5. Run the script for the first time.
Launch the Docker Image
Back in Docker, the image should be done downloading now.
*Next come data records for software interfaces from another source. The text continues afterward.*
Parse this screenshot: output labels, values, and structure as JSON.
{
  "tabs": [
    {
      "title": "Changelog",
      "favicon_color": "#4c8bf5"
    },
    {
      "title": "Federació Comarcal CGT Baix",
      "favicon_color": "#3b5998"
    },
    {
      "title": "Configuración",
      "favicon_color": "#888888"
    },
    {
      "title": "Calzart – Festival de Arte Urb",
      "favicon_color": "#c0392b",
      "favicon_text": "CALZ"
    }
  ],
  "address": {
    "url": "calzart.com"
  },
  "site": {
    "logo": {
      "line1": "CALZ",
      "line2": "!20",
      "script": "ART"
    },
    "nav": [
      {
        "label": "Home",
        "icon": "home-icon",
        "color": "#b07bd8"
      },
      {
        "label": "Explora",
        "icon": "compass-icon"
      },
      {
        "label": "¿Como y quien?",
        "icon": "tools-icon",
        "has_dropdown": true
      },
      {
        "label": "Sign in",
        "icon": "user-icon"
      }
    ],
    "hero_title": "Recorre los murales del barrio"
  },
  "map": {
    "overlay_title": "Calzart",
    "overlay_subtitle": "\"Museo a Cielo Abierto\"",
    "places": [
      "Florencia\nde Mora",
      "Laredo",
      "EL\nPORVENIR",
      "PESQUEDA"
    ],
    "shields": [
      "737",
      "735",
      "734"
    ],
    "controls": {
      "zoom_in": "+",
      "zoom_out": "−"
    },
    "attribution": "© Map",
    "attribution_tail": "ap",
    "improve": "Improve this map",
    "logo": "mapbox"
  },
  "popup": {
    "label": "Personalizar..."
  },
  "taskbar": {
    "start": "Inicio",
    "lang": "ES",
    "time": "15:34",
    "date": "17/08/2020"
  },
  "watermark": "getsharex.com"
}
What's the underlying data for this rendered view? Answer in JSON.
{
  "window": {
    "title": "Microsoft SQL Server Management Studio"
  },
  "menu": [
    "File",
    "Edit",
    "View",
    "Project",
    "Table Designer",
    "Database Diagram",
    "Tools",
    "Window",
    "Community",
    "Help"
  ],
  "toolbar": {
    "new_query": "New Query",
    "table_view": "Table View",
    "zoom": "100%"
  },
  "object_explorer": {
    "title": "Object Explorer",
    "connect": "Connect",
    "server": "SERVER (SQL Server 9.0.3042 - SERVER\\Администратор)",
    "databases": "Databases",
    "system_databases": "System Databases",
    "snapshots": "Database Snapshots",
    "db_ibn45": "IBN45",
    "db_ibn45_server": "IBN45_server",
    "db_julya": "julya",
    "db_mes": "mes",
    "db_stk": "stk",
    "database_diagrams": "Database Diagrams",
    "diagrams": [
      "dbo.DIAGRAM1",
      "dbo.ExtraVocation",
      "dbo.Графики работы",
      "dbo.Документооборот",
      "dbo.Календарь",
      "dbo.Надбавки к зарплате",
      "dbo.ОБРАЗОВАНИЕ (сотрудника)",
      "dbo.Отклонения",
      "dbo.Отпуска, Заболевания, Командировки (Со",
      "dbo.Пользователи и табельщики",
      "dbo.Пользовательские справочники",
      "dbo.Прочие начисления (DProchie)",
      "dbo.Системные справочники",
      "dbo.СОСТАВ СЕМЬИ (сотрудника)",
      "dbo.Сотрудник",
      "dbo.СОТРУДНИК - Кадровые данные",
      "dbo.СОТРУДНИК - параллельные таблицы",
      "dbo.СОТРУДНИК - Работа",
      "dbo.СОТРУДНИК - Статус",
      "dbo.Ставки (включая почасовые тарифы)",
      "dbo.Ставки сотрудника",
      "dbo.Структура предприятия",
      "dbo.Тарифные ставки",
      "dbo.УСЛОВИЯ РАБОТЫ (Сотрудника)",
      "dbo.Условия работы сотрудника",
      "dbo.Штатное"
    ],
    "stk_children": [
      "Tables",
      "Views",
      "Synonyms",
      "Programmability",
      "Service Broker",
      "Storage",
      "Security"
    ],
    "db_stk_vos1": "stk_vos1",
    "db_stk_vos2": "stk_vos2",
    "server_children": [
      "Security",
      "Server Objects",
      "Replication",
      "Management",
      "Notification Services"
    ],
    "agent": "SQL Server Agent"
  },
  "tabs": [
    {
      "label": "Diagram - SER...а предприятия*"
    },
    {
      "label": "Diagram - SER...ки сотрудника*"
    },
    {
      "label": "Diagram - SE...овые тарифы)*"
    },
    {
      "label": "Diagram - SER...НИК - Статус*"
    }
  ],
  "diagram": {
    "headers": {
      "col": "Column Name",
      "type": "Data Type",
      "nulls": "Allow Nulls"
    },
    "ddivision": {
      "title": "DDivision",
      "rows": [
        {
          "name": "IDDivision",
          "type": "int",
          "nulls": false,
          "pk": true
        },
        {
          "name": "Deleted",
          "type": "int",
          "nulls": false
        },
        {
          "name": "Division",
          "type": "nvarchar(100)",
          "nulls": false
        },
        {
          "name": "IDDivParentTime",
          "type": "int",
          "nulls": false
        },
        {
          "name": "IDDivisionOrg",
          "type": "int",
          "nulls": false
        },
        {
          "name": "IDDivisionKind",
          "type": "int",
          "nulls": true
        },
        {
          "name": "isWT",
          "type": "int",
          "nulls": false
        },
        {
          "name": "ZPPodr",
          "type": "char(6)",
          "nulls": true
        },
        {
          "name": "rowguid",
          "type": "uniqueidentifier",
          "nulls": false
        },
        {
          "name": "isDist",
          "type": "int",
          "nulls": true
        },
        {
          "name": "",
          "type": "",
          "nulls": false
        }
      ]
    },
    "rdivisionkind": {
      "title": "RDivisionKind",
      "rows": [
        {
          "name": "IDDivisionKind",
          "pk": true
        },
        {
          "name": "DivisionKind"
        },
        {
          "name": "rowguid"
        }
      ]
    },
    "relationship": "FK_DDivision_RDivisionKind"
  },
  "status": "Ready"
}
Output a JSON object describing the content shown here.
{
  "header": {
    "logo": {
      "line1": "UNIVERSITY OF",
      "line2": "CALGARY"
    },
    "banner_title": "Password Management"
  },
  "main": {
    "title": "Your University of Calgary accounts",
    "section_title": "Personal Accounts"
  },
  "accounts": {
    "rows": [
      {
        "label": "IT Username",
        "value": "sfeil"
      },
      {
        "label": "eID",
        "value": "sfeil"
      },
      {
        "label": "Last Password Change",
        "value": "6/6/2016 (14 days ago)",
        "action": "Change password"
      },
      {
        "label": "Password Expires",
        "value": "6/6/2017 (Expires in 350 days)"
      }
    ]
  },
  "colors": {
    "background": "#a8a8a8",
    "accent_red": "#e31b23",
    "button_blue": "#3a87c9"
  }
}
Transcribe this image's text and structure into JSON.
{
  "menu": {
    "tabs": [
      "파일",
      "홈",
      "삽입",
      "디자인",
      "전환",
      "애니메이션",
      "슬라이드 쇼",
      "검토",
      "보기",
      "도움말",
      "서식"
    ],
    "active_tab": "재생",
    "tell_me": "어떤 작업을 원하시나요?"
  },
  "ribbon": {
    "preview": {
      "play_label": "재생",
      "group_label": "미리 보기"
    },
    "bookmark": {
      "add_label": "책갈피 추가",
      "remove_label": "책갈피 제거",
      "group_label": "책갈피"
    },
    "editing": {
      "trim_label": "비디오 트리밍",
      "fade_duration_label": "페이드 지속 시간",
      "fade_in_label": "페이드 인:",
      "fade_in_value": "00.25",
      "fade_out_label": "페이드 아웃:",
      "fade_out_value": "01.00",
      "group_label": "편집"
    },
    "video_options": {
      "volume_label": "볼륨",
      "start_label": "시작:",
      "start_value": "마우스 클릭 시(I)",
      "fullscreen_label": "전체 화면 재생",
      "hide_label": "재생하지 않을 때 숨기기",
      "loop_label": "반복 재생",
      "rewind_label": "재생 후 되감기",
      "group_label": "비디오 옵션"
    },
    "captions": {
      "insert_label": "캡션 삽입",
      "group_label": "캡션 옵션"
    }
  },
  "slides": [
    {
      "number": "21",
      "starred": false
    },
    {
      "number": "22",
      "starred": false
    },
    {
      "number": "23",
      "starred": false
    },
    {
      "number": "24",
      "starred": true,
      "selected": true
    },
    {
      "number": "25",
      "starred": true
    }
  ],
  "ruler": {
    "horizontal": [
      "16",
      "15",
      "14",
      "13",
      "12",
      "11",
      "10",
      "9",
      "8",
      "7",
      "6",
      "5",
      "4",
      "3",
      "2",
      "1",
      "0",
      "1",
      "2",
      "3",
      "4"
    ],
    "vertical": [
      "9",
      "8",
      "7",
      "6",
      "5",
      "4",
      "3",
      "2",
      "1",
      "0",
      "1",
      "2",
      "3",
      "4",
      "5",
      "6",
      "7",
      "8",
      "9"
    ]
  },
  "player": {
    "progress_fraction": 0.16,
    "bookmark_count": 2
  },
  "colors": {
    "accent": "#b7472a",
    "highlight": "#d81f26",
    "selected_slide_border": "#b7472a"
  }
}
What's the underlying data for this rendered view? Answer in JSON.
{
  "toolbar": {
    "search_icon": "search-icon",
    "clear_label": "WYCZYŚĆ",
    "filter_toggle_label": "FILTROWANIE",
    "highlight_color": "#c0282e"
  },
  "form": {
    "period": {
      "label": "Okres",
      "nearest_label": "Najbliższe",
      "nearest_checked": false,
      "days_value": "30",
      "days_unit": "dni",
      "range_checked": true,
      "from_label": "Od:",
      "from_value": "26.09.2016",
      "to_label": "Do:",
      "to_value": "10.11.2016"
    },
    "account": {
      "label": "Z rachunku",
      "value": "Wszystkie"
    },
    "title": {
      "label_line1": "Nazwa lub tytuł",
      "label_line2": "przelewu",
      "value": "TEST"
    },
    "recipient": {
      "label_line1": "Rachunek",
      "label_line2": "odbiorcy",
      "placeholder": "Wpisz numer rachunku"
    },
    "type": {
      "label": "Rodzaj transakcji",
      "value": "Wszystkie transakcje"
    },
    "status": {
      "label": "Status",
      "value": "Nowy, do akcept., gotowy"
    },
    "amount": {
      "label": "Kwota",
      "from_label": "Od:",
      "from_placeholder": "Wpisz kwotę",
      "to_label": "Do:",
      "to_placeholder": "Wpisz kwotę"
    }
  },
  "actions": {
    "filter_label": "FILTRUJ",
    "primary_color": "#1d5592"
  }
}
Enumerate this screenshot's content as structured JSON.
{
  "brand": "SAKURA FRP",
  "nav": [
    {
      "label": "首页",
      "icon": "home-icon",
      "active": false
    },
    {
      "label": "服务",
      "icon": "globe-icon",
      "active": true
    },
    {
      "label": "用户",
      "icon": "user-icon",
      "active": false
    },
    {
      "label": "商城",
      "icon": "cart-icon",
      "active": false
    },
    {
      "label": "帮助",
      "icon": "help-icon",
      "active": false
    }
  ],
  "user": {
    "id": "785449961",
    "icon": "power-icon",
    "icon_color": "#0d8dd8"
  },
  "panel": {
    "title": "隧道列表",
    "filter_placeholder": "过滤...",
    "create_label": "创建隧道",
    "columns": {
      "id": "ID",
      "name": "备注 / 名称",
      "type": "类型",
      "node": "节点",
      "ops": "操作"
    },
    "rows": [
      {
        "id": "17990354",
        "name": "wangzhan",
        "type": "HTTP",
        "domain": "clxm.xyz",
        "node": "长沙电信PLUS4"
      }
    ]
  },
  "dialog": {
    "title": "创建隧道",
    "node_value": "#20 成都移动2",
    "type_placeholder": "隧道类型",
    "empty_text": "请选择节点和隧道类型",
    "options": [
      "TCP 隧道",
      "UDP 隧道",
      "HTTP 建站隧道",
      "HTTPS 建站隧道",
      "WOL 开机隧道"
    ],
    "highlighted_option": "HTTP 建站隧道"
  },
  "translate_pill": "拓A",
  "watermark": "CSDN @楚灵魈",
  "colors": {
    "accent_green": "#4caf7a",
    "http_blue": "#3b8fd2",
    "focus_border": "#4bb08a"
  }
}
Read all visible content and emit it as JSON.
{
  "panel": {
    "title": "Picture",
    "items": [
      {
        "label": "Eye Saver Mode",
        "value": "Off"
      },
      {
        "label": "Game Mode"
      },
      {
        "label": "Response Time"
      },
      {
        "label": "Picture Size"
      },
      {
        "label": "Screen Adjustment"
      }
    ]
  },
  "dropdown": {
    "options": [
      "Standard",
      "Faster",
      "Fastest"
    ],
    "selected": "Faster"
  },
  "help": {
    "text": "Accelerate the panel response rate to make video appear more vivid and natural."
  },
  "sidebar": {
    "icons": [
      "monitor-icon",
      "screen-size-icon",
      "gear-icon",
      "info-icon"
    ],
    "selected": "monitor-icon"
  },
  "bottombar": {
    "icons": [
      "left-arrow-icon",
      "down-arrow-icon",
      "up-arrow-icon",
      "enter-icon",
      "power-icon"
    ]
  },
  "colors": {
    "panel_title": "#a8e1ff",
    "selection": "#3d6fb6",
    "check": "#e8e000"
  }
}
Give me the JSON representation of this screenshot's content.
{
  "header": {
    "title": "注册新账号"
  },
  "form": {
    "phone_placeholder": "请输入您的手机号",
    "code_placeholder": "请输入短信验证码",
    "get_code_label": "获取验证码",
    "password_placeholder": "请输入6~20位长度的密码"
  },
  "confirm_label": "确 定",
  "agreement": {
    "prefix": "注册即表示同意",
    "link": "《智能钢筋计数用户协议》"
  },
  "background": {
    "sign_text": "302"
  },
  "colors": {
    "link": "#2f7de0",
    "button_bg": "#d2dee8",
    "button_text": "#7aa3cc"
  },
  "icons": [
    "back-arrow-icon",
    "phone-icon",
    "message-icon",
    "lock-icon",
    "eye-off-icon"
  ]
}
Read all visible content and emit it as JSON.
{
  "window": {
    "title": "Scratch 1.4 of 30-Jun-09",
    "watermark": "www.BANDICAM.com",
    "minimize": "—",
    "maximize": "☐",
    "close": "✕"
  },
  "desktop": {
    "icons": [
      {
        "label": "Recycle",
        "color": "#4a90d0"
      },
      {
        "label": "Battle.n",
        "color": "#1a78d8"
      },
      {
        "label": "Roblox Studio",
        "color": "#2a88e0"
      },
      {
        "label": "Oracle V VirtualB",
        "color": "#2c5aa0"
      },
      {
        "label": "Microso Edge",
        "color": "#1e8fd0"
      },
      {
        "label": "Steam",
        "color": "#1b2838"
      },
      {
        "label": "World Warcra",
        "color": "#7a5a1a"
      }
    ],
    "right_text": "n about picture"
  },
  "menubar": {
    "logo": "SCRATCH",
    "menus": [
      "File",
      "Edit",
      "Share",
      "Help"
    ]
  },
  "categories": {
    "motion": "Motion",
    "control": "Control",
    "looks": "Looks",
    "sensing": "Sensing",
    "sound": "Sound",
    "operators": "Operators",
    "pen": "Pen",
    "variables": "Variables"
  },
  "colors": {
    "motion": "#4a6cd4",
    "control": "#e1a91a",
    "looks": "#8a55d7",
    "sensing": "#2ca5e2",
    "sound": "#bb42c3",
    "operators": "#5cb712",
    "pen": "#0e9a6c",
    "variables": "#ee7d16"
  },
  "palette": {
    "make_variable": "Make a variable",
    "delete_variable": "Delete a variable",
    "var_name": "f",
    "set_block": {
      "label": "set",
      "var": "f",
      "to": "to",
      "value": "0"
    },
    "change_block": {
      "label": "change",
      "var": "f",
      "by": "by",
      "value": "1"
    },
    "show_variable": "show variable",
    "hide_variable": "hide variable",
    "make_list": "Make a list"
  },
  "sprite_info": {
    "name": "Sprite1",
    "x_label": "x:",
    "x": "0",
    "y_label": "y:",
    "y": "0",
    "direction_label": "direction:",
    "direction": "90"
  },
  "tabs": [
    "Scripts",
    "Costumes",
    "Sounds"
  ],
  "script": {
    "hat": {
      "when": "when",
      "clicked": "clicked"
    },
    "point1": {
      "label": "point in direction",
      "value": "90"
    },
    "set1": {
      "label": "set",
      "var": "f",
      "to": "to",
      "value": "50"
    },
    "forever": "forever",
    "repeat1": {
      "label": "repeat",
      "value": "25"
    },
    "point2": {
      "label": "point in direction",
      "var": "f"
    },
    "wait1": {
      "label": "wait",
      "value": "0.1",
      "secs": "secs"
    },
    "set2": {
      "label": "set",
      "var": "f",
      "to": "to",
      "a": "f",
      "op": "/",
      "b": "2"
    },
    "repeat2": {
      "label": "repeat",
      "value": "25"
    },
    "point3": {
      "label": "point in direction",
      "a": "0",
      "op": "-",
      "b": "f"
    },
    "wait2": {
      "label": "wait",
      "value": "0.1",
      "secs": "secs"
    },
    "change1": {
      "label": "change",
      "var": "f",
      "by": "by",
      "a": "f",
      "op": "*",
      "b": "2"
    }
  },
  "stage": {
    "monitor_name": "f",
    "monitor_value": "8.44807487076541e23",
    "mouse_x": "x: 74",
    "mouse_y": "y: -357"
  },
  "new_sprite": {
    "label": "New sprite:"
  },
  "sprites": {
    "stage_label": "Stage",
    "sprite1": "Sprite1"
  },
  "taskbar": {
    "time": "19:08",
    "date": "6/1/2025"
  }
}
Launch the image with the following settings:
1. Execute container using high privilege
2. Select Advanced Settings
3. Enable auto-restart
4. Add the resolv.conf file and the Downloads folder.
5. Point the File/Folder to the following mount paths.
5.5 Change the Local Ports from Auto to some unused port numbers.
If you leave this on auto, you will have to constantly look up what port your container has changed to.
6. Add your VPN details into the OpenVPN Environment variables:
You can experiment with the remaining default variables after you have the container up and running.
PIA NextGen Updates
PIA has updated their VPN network to NextGen which has broken previous containers.
If you're having trouble launching your old containers, delete all of your old images and containers.
Redownload the latest image and add the additional environmental variables:
All OPENVPN_CONFIG values are now lowercase and have underscores instead of spaces.
Additionally, this value can accept a list of servers to randomly connect to. e.g. ca_montreal,ca_toronto,ca_vancouver
1. Apply the settings and launch the container.
2. Click on the container details to the local port number.
3. Open a browser, go to your local IP and container's port number. ie. 192.168.1.100:30000 or 10.0.0.1:30000.
4. You should now be connected to your transmission docker container:
Verify VPN is Working
1. To verify Transmission is working as intended, visit http://checkmyip.torrentprivacy.com/ and download the test torrent file.
2. If everything worked properly, your browsing IP should be different than your Torrent IP.
To upload/seed files, you need to select a VPN gateway that has Port Forwarding enabled.
If you are using PIA, you can find more information here: https://www.privateinternetaccess.com/helpdesk/kb/articles/how-do-i-enable-port-forwarding-on-my-vpn
Currently the enabled gateways values that support port forwarding are:
1. To force the container to use a specific server, add the following Environment Variable to point it to an enabled gateway.
- OPENVPN_CONFIG: ca_montreal
2. To verify this is working, open the Transmission Settings and go to the Network Tab. The Peer Listening port should say Open.
You now have a Docker container of Transmission connected through a VPN provider.
Simply add torrents to Transmission and your downloads will appear in your Downloads folder when they are completed.
The Chrome Extensions Remote Transmission ++ is a great tool that allows you to open up magnet links without having to open up the full-blown Transmission web interface. Thanks to bricked3ds for sharing this on Reddit.